Reinforced earth has been recently widely used in the construction of retaining walls in France, and to a limited extent in the United Kingdom. Various design methods have been developed, and different analyses are used for different failure mechanisms. This note is concerned with some experimental results and analysis for the case where the earth is very heavily reinforced; that is, so heavily reinforced that it fails as a rigid block. Experimental work is described in which model reinforced earth retaining walls with heavy reinforcement were constructed in a 200 mm wide glass-walled tank open at one end for easy access.
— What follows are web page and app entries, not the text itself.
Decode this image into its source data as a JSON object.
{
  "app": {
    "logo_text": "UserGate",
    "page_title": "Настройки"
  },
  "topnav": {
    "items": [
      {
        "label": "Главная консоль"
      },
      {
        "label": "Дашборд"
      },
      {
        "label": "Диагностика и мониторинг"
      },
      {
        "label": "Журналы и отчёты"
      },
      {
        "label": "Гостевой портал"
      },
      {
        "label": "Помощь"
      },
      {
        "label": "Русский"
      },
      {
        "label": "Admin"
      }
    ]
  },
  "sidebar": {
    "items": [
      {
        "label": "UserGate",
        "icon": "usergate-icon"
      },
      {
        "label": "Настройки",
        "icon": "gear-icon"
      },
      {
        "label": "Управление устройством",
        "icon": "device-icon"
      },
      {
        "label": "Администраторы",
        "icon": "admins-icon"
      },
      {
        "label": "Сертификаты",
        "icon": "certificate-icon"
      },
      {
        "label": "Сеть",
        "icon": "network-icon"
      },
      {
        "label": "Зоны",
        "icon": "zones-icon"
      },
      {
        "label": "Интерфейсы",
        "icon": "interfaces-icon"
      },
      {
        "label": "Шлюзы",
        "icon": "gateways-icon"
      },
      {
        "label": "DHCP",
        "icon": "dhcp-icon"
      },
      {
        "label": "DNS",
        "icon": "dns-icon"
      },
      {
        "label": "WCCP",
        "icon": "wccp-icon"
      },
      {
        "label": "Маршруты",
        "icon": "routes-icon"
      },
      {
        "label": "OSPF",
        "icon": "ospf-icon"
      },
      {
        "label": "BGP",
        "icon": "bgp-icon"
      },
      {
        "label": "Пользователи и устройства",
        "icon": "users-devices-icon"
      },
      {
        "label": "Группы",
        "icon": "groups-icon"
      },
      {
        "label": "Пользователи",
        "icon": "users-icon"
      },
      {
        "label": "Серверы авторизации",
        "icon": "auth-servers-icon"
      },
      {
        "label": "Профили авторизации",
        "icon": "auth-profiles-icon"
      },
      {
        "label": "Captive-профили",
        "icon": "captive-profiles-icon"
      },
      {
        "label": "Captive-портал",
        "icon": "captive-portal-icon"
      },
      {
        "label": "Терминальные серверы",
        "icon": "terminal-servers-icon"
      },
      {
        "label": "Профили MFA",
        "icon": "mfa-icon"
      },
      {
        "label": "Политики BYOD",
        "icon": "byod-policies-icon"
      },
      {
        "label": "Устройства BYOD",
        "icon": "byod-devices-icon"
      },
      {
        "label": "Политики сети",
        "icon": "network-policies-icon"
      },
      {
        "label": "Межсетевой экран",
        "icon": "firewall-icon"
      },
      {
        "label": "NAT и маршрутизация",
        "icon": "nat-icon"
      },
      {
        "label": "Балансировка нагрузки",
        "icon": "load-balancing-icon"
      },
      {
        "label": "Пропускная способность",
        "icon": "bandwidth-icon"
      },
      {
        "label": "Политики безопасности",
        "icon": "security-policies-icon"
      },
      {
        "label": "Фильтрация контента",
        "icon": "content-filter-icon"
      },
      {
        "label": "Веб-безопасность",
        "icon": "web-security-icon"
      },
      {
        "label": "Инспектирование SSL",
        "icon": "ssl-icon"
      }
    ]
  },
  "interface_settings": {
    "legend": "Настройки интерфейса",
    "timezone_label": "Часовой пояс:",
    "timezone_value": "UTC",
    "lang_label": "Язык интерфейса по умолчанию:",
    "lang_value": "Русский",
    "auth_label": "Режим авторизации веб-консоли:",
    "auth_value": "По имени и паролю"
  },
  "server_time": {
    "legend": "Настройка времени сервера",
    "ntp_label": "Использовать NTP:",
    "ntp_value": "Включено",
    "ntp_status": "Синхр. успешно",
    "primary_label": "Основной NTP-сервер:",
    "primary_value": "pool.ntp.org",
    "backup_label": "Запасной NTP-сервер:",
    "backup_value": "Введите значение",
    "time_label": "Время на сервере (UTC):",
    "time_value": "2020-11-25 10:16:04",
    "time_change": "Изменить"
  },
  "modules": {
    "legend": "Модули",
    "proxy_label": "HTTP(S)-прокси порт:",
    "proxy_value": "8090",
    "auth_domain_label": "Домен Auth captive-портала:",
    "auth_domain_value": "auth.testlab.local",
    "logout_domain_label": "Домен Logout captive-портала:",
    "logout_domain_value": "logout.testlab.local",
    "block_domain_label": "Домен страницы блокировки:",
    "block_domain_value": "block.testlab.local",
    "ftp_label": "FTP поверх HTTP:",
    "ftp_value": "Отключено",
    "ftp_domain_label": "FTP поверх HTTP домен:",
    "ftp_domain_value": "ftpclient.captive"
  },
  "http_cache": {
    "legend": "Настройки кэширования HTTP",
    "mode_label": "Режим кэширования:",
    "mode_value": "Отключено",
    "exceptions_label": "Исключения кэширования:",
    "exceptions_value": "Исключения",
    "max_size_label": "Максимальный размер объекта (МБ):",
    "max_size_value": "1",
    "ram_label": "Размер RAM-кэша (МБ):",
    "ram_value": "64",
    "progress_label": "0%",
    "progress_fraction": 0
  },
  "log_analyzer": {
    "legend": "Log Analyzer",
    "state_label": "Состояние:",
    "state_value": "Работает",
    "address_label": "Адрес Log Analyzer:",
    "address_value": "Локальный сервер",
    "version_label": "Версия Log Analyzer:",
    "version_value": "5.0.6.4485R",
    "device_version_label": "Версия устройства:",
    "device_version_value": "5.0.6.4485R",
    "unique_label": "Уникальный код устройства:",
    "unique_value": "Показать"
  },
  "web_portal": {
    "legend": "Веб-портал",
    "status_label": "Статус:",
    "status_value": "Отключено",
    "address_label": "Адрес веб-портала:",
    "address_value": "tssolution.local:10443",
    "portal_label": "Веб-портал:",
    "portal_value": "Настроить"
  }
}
The soil used was dry Leighton buzzard sand, of grain size 0.6-1.2 mm. The pattern of failure suggested that the walls could be analysed by considering a Coulomb wedge behind the reinforced zone, and this theory is discussed. Experimental data and radiographs strongly suggest that, if a reinforced earth wall is so heavily reinforced that it fails by block movement, the assumption that the back of the reinforced zone is rough is significant and justified. /TRRL/

Media Info

  • Features: Figures; References; Tables;
  • Pagination: p. 376-381
  • Serial:
    • Volume: 26
    • Issue Number: 2
    • Publisher: Thomas Telford Limited
    • ISSN: 0016-8505

Subject/Index Terms

Filing Info

  • Accession Number: 00145412
  • Record Type: Publication
  • Source Agency: Transportation Data Coordinating Committee
  • Report/Paper Numbers: Analytic
  • Files: ITRD, TRIS
  • Created Date: Apr 27 1977 12:00AM